This commentary, “The Global Village Has Its Idiots,” by C.M. Boots-Faubert appeared in the July 7, 2009 edition of the Cape Cod Times.
By C.M. Boots-Faubert
When we think of a bully, chances are the image is of a slightly larger than normal school-aged child with a propensity for violent or abusive behavior that we do not understand, and want nothing to do with.
I am fairly certain that the phenomenon of the bully is near universal — and I do not speak from a position of pure speculation, as I have had my own experiences with bullies and bullying both as a child, and as the parent of a child.
When I was 11 years old, a new kid arrived at our school, a year older and a year larger but somehow kept back in our grade. He was, by every definition of the word, a bully. I was his second target of opportunity, and I must admit he did a good job on me, leaving me with a fat lip, a bloody nose, and very wounded pride. I chose not to defend myself, not out of fear of the bully, but out of fear of the nuns — who were a much more fearsome danger in Catholic school, considering their attitude about fighting.
I took a good beating because at the time — 1977 — taking a beating like a man was almost as respectable as giving one back to the bully who attacked you. Those were different times — saner and safer times, in my opinion. For one thing, children did not carry handguns or knives to school, and getting even with someone meant popping them in the nose, not killing them — or perhaps almost as bad, destroying their emotional stability and reputation online — the latter an action that may well have killed one 13-year-old little girl.
Who is Lori Drew?
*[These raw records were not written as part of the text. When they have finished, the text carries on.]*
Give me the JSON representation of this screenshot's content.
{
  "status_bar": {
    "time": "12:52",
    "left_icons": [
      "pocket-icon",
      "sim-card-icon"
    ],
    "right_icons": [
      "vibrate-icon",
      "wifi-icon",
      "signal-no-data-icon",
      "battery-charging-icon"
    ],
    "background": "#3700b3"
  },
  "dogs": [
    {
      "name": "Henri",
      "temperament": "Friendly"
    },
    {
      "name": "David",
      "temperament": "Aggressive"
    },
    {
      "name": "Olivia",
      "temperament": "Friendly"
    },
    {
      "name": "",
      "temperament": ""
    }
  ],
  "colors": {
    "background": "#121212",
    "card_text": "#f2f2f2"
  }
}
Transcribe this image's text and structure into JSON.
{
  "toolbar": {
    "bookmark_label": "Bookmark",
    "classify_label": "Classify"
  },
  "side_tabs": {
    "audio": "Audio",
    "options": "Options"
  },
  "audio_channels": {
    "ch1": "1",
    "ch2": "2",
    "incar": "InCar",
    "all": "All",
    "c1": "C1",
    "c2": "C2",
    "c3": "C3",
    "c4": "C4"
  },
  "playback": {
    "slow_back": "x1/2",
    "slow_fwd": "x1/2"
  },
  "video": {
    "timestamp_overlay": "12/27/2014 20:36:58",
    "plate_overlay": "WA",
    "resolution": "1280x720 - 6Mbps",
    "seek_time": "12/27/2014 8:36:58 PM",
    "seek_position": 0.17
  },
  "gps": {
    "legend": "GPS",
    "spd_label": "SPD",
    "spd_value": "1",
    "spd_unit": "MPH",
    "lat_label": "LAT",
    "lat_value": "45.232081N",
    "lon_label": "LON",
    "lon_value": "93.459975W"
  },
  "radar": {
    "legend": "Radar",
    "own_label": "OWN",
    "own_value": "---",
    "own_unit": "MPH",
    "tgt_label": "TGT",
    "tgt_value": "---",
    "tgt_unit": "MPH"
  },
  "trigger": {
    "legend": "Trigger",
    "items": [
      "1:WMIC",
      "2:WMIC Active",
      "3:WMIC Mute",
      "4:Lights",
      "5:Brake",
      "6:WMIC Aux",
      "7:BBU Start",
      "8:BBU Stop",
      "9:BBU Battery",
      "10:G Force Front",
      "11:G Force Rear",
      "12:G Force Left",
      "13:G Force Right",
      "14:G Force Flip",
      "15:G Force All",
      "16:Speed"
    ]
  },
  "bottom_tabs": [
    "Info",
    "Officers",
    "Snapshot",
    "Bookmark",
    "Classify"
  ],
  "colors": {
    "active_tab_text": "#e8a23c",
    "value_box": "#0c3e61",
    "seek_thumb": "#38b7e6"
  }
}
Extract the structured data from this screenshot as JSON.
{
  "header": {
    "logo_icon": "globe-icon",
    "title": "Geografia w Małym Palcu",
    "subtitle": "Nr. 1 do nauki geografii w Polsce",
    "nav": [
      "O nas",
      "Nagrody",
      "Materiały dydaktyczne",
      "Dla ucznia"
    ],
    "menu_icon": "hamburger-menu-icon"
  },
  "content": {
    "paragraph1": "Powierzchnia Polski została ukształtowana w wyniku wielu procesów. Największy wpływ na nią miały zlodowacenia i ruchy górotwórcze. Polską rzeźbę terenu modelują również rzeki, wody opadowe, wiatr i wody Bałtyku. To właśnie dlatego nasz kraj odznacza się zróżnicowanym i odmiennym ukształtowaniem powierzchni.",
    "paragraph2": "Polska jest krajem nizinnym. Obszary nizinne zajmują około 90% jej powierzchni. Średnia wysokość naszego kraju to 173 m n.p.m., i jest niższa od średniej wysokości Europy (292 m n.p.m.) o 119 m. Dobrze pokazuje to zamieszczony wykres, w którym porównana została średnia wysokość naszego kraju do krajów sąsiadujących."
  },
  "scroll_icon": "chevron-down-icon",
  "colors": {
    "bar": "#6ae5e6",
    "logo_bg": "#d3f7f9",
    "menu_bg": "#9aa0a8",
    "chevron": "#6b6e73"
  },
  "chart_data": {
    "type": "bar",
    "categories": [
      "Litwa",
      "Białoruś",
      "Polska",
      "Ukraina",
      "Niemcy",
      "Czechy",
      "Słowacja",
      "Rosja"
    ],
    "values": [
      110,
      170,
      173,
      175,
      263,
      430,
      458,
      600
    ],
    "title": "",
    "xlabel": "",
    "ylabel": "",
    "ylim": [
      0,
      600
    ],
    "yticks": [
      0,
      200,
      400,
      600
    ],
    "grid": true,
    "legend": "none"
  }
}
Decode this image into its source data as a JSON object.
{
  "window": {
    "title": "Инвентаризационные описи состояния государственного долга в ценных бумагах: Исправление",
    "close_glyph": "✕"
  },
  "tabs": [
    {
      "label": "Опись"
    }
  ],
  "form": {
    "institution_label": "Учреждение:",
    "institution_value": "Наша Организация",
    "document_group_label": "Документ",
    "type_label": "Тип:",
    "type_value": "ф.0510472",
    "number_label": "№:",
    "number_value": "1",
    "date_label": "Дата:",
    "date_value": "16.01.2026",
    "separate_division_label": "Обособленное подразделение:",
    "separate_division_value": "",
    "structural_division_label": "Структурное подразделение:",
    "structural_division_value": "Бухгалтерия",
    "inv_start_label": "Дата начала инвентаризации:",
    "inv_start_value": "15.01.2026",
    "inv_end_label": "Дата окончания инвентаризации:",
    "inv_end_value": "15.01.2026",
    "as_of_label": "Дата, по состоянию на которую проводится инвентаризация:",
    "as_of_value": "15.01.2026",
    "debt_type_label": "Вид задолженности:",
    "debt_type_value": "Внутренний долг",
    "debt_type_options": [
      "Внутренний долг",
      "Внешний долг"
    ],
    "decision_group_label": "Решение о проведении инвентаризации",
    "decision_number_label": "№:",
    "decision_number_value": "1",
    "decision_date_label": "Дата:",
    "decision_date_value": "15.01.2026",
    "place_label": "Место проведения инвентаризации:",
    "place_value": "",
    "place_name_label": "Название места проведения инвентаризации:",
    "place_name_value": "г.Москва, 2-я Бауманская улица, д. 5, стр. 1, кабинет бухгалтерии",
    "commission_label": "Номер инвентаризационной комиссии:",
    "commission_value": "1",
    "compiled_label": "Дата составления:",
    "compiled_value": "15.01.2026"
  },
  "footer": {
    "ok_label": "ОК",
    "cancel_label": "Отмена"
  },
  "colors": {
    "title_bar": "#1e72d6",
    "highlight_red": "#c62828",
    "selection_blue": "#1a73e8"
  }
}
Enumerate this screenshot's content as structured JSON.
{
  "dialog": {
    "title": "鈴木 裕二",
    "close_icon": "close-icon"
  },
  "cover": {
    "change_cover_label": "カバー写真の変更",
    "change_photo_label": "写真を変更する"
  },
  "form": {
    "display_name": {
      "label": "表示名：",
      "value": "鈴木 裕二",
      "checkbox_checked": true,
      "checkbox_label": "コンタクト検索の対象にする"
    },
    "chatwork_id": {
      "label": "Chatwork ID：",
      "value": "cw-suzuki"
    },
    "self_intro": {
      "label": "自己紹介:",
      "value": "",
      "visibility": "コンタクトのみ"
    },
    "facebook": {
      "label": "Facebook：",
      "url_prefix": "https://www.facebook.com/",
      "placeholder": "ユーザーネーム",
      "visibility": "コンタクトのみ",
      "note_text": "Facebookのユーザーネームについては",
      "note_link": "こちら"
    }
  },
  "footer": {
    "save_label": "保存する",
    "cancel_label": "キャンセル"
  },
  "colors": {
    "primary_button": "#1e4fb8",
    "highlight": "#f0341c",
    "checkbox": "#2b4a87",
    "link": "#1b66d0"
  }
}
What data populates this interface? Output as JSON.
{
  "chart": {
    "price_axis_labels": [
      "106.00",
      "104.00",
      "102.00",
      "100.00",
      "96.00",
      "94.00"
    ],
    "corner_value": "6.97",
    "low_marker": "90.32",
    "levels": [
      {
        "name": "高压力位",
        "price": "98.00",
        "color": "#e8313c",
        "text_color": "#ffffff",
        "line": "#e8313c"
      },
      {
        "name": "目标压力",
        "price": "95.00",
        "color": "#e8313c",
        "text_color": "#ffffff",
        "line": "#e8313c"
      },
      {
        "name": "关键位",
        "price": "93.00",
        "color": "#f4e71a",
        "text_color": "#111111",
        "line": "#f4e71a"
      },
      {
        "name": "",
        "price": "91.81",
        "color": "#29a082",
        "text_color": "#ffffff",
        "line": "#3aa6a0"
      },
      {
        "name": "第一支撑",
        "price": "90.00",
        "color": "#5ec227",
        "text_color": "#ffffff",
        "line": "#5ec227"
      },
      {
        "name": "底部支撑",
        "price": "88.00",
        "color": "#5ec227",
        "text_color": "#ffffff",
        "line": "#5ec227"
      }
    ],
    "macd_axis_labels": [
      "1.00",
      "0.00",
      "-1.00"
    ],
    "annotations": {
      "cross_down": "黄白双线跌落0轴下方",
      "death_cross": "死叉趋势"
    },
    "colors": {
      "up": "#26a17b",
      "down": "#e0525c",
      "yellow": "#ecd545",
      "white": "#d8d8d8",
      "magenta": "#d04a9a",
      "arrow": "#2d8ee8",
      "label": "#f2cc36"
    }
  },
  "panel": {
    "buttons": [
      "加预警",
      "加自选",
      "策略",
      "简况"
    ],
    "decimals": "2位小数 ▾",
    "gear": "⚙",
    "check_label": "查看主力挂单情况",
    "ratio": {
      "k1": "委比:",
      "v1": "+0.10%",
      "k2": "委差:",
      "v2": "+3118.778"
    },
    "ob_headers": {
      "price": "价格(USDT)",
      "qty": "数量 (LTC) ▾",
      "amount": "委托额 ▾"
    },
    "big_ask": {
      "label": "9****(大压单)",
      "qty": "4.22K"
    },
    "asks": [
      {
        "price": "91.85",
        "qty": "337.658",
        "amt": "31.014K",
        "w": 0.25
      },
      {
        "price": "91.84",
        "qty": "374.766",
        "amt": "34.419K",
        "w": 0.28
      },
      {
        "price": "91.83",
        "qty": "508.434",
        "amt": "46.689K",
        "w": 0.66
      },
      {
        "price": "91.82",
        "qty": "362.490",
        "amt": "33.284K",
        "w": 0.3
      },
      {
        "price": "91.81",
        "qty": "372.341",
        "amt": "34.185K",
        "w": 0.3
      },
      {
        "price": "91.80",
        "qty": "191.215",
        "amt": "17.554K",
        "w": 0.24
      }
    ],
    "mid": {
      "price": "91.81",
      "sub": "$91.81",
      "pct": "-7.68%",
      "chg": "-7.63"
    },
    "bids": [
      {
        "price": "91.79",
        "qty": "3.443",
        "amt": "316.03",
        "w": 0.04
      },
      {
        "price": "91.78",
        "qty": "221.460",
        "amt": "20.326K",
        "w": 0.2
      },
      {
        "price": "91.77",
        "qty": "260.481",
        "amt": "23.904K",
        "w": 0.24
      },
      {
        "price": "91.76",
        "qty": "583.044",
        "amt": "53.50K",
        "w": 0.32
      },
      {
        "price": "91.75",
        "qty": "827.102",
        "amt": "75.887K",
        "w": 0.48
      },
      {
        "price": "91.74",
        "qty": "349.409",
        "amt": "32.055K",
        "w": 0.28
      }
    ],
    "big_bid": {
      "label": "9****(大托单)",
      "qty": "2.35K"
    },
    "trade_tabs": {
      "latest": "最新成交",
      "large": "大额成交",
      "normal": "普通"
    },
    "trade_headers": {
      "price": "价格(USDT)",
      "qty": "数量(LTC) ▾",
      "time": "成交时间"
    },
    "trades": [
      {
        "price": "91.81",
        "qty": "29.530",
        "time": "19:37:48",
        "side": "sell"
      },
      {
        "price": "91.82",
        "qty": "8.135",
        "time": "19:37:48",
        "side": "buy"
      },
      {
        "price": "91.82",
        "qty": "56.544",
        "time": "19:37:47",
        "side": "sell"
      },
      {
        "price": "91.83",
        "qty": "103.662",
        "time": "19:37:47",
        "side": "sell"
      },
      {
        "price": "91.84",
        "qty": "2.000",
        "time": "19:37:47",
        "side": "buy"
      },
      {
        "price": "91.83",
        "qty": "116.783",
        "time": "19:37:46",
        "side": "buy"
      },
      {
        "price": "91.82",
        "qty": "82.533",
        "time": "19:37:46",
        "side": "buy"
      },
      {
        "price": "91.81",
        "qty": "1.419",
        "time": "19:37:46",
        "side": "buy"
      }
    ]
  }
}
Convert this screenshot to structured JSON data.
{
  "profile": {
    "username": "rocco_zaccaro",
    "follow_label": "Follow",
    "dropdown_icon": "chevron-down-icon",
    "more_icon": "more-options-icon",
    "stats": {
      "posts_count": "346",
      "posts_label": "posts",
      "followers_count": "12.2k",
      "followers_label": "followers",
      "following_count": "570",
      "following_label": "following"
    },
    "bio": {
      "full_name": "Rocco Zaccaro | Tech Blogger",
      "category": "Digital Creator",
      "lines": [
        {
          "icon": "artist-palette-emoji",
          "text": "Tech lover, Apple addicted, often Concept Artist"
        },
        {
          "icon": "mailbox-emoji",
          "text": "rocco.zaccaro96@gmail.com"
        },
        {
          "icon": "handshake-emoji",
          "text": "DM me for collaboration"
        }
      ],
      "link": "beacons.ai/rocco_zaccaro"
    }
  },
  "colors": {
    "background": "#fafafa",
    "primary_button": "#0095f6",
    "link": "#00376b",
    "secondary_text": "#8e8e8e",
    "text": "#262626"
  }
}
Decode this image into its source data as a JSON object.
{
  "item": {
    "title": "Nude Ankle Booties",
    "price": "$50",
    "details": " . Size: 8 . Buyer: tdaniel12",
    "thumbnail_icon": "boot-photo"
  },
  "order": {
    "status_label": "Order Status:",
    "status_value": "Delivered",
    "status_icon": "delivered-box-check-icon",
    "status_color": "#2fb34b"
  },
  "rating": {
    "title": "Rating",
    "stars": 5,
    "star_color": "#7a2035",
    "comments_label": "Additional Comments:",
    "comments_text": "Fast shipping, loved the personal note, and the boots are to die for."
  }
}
Last Thursday in Los Angeles, US District Court Judge George Wu overturned the verdict in the case of the United States vs. Lori Drew — a case you may have heard of. Lori Drew is a 50-year-old mother from Missouri who, in September 2006, showed very bad judgment when she conspired with her then-13-year-old daughter and an employee of her business to manufacture a MySpace profile for a fictitious, good-looking teenage boy, and then used that profile to toy with the emotions of a 13-year-old girl who happened to be her neighbor and, at some point, friend of her daughter. Read the full article.